This week we look at Best Tips to Work Better, Not Harder byLifehacker. In this video Adam Dachis and Adam Pash show us how to improve our freelance office setup, with ergonomic setup advice, cable management hacks, and processes for sinking your laptop and mobile phones. There’s more tips in this episode, including a hack on how to save money at Starbucks while getting the same caffeine buzz. Leer más “Video Pick: Best Tips to Work Better, Not Harder”

Build a Better Tweet

35% of respondents thought tweets that fall in this category were worth reading, either because they thought it was a good use of Twitter or that the topic gave them pause to think about the question posed.

Information Sharing

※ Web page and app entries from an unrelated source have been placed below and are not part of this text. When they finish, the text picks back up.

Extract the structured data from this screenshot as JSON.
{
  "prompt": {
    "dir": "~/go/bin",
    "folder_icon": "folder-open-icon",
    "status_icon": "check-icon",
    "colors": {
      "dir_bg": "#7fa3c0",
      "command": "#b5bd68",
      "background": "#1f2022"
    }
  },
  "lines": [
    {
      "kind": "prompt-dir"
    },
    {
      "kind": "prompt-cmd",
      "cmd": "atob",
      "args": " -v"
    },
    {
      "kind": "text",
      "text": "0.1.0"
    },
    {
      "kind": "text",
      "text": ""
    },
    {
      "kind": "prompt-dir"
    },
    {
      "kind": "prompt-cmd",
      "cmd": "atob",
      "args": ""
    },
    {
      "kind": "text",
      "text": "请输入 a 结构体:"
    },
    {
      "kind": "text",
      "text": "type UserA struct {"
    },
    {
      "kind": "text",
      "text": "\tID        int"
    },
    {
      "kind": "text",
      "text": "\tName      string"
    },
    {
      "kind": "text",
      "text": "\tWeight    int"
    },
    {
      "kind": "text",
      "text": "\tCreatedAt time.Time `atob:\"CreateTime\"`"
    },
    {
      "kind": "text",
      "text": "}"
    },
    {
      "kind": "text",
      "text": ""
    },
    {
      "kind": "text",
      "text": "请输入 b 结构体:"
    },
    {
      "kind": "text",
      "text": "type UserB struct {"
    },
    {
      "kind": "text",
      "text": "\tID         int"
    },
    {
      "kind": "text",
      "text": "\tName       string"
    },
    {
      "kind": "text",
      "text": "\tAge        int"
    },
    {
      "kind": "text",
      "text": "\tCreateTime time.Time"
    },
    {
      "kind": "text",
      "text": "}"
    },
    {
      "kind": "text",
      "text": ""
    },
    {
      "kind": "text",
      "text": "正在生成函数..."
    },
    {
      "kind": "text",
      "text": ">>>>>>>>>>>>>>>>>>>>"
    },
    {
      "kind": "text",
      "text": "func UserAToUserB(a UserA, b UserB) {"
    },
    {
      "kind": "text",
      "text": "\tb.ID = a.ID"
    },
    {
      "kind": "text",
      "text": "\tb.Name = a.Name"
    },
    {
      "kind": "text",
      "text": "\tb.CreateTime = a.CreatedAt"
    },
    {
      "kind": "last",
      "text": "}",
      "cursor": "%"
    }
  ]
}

A little over 30% of respondents liked these kinds of tweets. How many tweets did you see this past week about the Susan G. Komen Foundation and Planned Parenthood debacle? Information surrounding that situation went viral on social media sites.

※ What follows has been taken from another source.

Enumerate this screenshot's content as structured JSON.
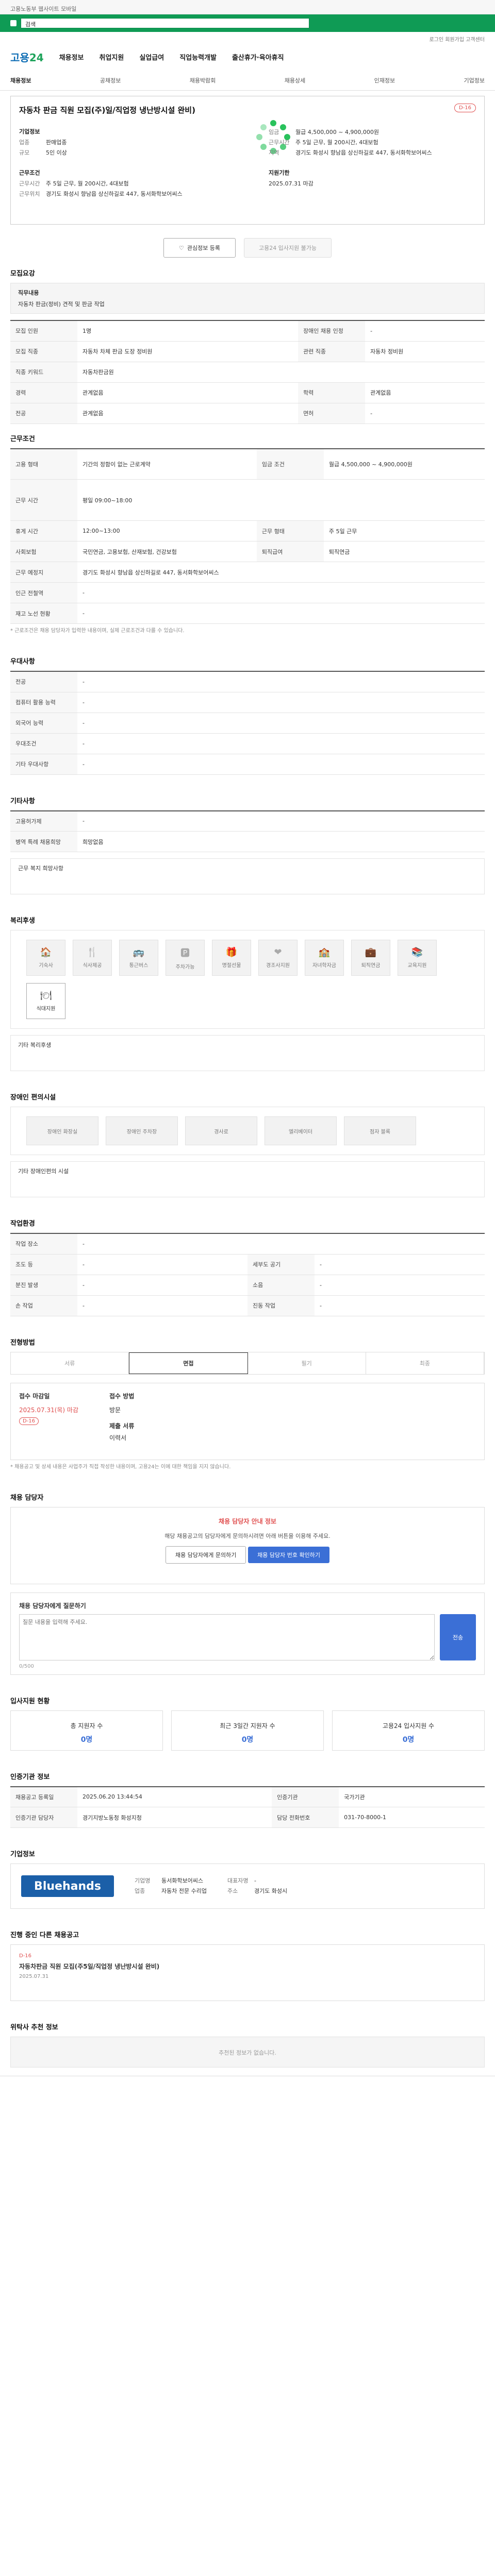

Self-Promotion

A little more than 35% of respondents liked these tweets—which include links the tweeter created, rather than banter about how awesome they are.

Random Thoughts

The same amount of people who liked self-promotion tweets also favored this category, which just goes to show that people don’t just use twitter to spread the news or find information. Adding humor to a random thought post got even better results.
What People Didn’t Like


A new study from Carnegie Mellon’s School of Computer Science called “Who Gives a Tweet: Evaluating Microblogging Content Value” has unveiled what we like to read, and what we don’t like to read, on Twitter. I have to say, the results aren’t all that surprising.

A team of researchers from Carnegie Mellon, MIT, and Georgia Tech launched a site asking for anonymous feedback from people like you and me in exchange for rating their tweets. Users had to sign in to their website and rate 10 tweets before getting any feedback on their own tweets.

Luckily for these researchers, their project went viral. Sites like Mashable, TechCrunch, and CNN wrote about their study. The analysis of the study was taken from data received between December 30, 2010 and January 17, 2011. They had over 43,000 responses to work with. Here’s what they found:

What People Liked

Questions to Followers… Leer más “Build a Better Tweet”